Anticipated deaths from “delayed excess cancer fatalities” in a worst case release, he estimates would be from 5,000 to 50,000 persons).
Panic Another Fallout from the Attack.
He grimly said that the region could be crippled for years, calling a bad release from a spent fuel rod pool fire “unthinkable,” with the radiation contaminating three times the area envisioned by the Evacuation Plan. He said the region would suffer a $100 billion loss for a start in such a “bad case.”
He said the panic, the inability to return home, with radiation “everywhere,” would be another awful side effect.
Calls for Beefing Up Response Plan; Cold Shutdown; Cask Storage.
Beyea completed his talk by beefing up the response plan, citing too much reliance on information from the Indian Point site. He said Entergy cannot be faulted for putting forth a case that the plant is safe and prepared for anything, because it is unfair to put them in the position of being “in conflict with their financial health.”
He urged supplying citizens with Hazmat masks (personal filter equipment), to avoid inhalation of radiation particles, by which radiation is absorbed by the thyroid gland.
He called for a National Research Council study of a response to a nuclear plant attack.He asked that the county and state continue to move ahead on measures to prepare for disaster and limit risk, even though Entergy and the National Research Council say the present plans is adequate and stronger measues unnecessary.
He warned officials and the public against being paralyzed by conflicting technical arguments, urging a balanced panel of experts.
What he Would Do.
His solution to the problem is to put Indian Point in “cold shutdown,” simply stopping the ongoing nuclear reaction for good. Cold shutdown, he reports, immediately begins to limit the amount of radiation created. He called for place fuel rods in small quantities in concrete casks, which he said will all but eliminate the danger of the fuel rods (now concentratede in the fuel pools) burning and releasing a steady radiation release.
Calls for the public to make the call.
Dr. Beyea’s final words to WPCNR, in chatting with him after the program, was his concern that the public act in its own self-interest, and not leave the decision on Indian Point up to the experts, or the government.
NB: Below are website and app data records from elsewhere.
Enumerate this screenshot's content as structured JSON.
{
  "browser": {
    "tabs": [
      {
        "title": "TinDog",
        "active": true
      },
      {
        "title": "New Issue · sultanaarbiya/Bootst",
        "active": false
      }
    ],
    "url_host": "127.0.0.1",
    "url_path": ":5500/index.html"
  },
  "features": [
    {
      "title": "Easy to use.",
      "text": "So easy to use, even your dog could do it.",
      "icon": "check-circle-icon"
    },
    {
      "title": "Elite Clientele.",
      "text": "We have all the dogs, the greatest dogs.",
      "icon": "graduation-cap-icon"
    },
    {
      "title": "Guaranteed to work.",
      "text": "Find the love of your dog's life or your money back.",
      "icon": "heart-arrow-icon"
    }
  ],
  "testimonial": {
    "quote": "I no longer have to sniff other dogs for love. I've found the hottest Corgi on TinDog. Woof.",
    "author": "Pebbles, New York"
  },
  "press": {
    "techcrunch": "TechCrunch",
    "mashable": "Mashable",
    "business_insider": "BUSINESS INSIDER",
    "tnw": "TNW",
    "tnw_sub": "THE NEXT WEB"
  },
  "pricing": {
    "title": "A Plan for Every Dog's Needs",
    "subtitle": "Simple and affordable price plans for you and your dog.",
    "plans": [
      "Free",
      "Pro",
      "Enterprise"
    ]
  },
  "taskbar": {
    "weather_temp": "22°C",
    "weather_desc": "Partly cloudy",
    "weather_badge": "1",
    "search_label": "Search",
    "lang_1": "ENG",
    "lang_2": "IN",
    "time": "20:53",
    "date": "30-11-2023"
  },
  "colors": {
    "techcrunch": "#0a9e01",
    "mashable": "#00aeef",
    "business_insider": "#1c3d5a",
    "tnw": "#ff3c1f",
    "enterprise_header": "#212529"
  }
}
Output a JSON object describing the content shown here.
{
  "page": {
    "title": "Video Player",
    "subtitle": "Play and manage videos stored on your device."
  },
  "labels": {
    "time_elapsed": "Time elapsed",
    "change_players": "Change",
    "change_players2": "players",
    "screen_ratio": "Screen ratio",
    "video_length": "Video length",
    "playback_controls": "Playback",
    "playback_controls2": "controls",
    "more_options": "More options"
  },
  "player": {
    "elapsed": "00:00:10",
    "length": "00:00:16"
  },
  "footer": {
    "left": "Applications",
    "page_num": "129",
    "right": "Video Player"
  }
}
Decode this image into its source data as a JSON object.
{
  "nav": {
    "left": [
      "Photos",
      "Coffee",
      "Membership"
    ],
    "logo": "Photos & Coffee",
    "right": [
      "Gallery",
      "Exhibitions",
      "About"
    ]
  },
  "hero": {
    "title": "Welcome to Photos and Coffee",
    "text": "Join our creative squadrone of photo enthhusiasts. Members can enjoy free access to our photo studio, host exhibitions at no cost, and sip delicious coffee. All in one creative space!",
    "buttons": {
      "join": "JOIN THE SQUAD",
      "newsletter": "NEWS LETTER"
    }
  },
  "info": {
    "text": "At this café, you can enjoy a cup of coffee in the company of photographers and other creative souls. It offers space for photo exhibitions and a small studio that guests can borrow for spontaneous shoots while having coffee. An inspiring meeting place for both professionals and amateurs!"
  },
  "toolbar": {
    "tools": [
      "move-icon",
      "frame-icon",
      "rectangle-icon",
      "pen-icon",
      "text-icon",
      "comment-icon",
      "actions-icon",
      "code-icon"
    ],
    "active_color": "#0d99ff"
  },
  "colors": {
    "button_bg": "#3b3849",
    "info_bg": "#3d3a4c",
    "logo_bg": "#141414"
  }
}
He urged the public to evaluate the risks which he feels are enough to warrant a shutdown permanently.